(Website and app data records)

=== Section Start ===

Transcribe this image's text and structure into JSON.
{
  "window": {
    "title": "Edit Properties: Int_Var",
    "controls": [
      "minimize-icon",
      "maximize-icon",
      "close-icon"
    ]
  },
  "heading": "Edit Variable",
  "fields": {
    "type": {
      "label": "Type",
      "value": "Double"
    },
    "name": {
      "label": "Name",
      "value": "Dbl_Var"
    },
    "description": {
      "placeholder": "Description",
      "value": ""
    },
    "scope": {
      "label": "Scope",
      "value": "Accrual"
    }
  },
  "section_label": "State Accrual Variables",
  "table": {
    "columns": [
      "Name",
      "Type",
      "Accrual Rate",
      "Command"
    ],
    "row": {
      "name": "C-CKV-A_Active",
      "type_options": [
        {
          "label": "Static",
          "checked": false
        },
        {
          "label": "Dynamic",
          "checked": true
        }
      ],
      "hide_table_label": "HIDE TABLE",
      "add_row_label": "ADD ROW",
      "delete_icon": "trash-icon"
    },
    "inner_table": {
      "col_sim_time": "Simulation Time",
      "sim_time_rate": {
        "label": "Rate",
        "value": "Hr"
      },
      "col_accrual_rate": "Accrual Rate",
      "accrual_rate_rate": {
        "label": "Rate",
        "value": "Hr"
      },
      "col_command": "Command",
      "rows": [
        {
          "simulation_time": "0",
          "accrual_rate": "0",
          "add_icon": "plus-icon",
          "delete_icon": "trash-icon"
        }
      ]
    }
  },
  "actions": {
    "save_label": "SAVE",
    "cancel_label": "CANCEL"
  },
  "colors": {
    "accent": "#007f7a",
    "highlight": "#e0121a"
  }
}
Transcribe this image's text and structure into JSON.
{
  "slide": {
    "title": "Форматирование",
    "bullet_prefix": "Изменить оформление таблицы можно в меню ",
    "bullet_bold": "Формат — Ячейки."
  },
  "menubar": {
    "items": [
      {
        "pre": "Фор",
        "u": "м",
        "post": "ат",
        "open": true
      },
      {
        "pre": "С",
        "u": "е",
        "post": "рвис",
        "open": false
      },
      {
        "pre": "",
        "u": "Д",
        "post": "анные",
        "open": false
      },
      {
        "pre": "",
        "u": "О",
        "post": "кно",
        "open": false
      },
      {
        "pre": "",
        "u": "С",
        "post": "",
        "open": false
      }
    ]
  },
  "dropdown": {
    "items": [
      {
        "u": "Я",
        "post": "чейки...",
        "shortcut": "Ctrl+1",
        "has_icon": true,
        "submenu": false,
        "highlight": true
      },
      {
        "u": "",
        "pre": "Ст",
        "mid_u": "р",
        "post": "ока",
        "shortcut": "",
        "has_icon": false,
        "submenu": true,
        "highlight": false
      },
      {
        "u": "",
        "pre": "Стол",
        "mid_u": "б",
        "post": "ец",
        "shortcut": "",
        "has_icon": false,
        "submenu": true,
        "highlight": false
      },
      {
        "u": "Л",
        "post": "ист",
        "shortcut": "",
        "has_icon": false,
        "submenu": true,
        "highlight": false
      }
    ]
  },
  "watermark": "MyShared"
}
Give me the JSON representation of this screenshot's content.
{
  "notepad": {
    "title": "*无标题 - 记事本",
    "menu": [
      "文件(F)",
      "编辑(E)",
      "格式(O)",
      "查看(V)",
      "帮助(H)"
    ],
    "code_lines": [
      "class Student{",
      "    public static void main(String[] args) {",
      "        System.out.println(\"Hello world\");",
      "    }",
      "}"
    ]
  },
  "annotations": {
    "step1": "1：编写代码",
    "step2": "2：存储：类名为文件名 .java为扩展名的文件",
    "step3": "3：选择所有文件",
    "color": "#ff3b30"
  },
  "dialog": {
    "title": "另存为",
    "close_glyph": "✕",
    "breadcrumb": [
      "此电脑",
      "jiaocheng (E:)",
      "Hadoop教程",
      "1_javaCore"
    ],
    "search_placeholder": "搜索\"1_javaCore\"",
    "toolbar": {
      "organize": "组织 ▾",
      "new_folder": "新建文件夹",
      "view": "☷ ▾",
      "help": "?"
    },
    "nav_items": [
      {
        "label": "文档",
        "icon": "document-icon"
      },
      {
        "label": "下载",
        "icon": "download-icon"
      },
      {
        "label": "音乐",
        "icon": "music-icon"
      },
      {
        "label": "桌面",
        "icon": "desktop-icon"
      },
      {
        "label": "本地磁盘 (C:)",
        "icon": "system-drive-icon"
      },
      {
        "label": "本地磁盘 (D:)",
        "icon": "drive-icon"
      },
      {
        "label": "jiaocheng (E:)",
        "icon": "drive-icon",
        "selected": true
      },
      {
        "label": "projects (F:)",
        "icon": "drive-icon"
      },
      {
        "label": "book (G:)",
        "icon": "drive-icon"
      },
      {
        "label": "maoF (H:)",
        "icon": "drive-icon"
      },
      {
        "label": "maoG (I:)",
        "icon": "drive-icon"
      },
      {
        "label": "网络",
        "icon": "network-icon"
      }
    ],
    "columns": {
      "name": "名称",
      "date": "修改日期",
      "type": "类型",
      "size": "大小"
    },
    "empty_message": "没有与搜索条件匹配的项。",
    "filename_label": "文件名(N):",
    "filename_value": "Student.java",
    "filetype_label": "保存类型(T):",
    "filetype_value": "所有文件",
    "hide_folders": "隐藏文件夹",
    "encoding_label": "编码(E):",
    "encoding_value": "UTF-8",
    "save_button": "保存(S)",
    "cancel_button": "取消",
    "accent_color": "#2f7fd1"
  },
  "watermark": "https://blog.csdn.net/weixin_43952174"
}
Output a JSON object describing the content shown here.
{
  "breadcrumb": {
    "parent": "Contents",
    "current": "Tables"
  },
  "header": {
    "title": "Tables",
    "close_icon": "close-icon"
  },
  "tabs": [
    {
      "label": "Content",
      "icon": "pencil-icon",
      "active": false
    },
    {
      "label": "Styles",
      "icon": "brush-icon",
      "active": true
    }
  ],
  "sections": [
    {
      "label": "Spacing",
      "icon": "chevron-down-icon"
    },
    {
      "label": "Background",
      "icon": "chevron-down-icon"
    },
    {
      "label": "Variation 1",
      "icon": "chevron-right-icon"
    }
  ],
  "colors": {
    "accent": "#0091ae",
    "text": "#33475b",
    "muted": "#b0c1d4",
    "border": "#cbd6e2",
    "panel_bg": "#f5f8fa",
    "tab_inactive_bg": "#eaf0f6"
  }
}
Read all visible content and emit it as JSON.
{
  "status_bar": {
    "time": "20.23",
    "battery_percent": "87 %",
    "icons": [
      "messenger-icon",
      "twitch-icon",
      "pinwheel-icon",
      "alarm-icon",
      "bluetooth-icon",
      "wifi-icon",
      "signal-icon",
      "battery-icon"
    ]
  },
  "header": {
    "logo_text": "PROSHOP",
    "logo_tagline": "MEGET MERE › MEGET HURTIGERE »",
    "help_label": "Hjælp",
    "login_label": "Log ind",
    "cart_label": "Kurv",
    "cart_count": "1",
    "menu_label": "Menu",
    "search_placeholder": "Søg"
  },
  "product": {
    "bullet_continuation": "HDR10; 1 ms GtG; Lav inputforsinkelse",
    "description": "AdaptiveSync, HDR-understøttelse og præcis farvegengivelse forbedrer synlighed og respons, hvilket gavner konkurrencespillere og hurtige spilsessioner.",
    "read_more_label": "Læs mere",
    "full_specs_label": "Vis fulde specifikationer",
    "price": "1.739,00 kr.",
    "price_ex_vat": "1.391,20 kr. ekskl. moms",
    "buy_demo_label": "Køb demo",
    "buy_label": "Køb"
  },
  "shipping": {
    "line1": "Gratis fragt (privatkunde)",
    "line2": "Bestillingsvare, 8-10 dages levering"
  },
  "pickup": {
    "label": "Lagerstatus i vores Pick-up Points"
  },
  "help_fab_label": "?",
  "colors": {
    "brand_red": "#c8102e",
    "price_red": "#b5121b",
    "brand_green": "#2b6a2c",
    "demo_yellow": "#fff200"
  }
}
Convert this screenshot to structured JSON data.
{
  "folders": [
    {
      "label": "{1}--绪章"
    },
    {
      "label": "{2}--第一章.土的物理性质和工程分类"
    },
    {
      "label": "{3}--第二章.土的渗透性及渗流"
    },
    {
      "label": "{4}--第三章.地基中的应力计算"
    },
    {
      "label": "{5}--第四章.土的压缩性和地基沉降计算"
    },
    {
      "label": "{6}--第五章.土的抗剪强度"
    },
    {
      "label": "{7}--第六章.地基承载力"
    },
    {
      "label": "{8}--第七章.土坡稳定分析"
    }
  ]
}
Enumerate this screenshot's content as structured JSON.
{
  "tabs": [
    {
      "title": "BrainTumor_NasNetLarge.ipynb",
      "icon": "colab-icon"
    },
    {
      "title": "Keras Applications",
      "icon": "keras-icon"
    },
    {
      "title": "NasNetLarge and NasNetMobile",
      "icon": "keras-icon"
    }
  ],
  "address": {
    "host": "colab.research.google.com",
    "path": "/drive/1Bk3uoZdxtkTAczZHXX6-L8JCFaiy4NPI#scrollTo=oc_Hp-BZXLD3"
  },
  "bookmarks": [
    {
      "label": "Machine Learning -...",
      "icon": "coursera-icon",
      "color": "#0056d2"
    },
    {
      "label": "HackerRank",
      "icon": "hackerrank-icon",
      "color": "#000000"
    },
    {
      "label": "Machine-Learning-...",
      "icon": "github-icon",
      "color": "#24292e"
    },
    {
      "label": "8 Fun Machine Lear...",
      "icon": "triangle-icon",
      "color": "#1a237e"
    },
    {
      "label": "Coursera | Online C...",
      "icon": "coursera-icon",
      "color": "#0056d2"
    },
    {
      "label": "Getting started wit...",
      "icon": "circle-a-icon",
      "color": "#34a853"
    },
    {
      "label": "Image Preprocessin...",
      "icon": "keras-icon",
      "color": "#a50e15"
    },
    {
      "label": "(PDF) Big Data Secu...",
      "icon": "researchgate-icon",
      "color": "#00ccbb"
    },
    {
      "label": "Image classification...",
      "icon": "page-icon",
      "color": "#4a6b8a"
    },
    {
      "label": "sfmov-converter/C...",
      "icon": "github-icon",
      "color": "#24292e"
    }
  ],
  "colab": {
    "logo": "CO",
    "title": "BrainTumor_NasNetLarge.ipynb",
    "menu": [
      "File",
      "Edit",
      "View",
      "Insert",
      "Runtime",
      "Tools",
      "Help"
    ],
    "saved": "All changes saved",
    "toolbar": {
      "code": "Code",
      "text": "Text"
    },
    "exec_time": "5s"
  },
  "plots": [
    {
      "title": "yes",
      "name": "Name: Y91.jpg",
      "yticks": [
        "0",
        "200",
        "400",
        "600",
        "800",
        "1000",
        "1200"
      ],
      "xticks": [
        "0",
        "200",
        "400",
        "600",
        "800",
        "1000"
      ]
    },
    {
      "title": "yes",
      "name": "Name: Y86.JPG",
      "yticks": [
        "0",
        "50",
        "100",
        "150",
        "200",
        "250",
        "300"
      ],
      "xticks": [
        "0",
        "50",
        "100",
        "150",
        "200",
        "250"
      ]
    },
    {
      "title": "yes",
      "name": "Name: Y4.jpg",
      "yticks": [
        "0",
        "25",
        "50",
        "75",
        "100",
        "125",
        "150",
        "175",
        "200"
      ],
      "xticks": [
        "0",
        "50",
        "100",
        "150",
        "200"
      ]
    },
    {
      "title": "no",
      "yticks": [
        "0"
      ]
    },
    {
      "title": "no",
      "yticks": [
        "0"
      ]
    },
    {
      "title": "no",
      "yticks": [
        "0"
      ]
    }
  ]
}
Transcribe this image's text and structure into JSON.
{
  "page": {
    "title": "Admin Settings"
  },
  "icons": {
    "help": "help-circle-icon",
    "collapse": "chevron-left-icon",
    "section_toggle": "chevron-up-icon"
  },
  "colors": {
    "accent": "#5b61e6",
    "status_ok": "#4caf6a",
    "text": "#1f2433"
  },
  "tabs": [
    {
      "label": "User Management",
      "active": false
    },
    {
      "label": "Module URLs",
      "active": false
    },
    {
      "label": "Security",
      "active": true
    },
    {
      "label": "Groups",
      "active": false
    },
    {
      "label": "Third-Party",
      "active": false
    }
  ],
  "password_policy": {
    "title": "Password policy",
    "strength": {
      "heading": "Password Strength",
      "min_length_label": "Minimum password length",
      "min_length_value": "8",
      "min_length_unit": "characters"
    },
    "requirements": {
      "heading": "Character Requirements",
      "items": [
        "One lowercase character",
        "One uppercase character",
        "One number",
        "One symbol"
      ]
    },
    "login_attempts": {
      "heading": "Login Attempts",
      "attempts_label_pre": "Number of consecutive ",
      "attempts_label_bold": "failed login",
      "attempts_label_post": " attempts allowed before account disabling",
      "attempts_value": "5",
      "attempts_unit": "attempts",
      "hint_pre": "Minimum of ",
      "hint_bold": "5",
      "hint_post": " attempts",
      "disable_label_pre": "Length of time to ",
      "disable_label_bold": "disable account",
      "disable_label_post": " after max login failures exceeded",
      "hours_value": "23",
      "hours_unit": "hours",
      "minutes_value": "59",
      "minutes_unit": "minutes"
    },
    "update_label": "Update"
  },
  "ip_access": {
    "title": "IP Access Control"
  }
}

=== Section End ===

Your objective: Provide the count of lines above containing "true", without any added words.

Solution to the problem: 10